All this is going on in North Carolina, Virginia, Tennessee and Kentucky. States that spend more time protecting Big Tobacco than they do a woman’s reproductive rights. Makes you wonder if these people really see a woman’s uterus as the source of life or just cheap labor.
Sadly the problem of child farm labor is not limited to tobacco here in America.
Human Rights Watch reports that when it comes to child farm labor America is no better than any developing nation. Deputy director of the Children’s Rights Division at Human Rights Watch Zama Coursen-Neff says,
“The United States spends over $25 million a year – more than all other countries combined – to eliminate child labor abroad, yet is tolerating exploitative child labor in its own backyard.”
Not counting family farms, more than 200,000 children work our fields, constituting 9 percent of all American farm workers. Roughly 80 percent are Hispanic, and 40 percent are migrant, which means these children move from farm to farm. We’re talking about American children, who should be in the classroom. Maybe all those rich hedge fund managers touting the benefits of charter schools would like to start one for the children of migrant workers. Oh wait, there’s no government money to skim off the top and make exorbitant profits doing that.
Meanwhile a 17-year-old boy who had been working North Carolina fields harvesting Christmas trees and picking tomatoes since he was 12 tells Human Rights Watch,
“I really didn’t have a childhood.”
And many of these children sacrifice more than just their childhood.
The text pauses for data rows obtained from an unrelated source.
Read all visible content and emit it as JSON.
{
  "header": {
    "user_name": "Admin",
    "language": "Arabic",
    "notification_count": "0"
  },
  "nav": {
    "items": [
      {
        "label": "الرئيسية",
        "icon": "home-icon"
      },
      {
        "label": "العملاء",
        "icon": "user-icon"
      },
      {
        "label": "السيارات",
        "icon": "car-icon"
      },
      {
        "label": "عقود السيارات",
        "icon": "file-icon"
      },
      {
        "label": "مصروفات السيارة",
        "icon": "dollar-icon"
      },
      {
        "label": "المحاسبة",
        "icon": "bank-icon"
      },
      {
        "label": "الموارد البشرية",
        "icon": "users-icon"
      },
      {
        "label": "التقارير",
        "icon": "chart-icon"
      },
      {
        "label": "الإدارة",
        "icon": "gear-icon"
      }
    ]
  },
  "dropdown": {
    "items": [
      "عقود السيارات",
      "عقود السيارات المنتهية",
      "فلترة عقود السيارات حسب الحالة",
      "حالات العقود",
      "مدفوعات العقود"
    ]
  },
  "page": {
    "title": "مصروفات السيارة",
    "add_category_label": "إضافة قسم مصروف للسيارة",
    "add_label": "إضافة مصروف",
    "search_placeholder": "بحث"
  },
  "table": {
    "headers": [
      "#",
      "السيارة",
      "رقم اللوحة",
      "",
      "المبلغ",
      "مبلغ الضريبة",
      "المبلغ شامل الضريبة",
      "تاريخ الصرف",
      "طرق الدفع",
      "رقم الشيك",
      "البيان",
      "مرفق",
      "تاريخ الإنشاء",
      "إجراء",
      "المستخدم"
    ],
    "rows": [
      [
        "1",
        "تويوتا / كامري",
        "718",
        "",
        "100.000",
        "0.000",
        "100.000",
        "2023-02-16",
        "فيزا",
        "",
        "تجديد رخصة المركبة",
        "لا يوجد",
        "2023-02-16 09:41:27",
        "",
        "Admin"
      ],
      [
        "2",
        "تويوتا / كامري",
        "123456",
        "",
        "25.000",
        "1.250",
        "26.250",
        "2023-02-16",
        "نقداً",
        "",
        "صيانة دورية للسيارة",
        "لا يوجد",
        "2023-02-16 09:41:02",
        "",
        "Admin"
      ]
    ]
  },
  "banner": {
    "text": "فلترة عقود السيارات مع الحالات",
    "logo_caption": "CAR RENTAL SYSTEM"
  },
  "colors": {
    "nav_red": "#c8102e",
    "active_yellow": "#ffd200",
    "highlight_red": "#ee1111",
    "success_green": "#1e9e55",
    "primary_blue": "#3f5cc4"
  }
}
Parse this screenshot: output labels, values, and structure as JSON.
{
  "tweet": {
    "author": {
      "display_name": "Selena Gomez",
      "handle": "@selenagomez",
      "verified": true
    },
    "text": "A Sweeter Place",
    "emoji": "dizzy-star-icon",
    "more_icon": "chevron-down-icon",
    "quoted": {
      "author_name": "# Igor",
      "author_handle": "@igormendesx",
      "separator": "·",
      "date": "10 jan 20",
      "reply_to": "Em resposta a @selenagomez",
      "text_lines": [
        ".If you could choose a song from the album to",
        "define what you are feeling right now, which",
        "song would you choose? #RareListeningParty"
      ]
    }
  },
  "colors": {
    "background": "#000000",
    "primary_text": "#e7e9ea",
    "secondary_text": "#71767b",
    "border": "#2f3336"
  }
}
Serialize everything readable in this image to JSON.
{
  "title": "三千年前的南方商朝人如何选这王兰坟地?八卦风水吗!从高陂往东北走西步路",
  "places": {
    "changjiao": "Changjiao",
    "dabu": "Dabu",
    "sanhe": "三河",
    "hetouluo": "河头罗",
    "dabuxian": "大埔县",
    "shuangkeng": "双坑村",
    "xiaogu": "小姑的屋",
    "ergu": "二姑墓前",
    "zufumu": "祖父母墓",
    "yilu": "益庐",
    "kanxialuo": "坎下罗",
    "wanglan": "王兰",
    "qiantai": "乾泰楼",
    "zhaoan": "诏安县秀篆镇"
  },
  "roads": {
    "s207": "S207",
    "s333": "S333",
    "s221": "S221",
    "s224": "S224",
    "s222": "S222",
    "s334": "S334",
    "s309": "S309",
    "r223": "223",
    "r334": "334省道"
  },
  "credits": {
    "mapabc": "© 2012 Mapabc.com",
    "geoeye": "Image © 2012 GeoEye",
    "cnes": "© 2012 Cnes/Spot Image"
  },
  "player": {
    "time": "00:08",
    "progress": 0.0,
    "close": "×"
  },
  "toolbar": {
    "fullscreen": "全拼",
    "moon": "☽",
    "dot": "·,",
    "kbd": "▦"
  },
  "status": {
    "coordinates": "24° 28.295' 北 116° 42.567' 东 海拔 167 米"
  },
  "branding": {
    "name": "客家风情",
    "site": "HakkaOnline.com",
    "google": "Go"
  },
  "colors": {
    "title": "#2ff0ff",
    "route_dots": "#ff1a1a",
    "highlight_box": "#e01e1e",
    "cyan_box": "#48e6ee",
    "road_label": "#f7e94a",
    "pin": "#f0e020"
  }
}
Human Rights Watch says American children toiling the fields are four times as likely to die on the job than any other work that permits child labor.
American farms operate under obsolete Depression era child labor laws written when we were still a rural society. FDR’s Fair Labor Standards Act, still applicable today, exempted family farms from work rules other industries take for granted. So Big Ag hires American children as young as 12 to pick our fruits and vegetables. And, when Big Ag convinces government inspectors they’re just running a small family farm, children can be out there working the fields at any age.
Picking fruits and vegetables, just like tobacco, is highly competitive. That means American children are exposed to excessive heat, sexual and physical abuse, often working 14 hour days 7 days a week lacking potable water, toilets, and of course an education. And let’s not forget the pesticides.
American children. That’s who is touching your fruits and vegetables. Children. These Children earn below minimum wage and are often charged for gloves, tools, and water.
One day the media might take a break from wringing their hands over the plight of Macaulay Culkin, Miley Cyrus and Lindsay Lohan to conclude that it’s not just acting, it’s dangerous putting a child to work in any field. Especially an actual field.
Let’s stop worrying about American children eating their fruits and vegetables and start figuring out a way to get American children to stop picking them.
Thinking of becoming an NFL cheerleader? You should think twice. Then again if you’re a cheerleader you should first try thinking once.
Film Critic Michael Snyder talks about Fed Up the new documentary exposing the dirty secret about processed foods. David Feldman talks about how sugar in all forms turns to fat, and then eventually cancer, diabetes, obesity and heart disease.
David returns from his time away on the east coast with Ralph Nader to hang out and catch with Kira Soltanovich, Hal Lublin, Jeremy Kramer, Paul Dooley and Will Ryan. Plus movie reviews with Michael Snyder.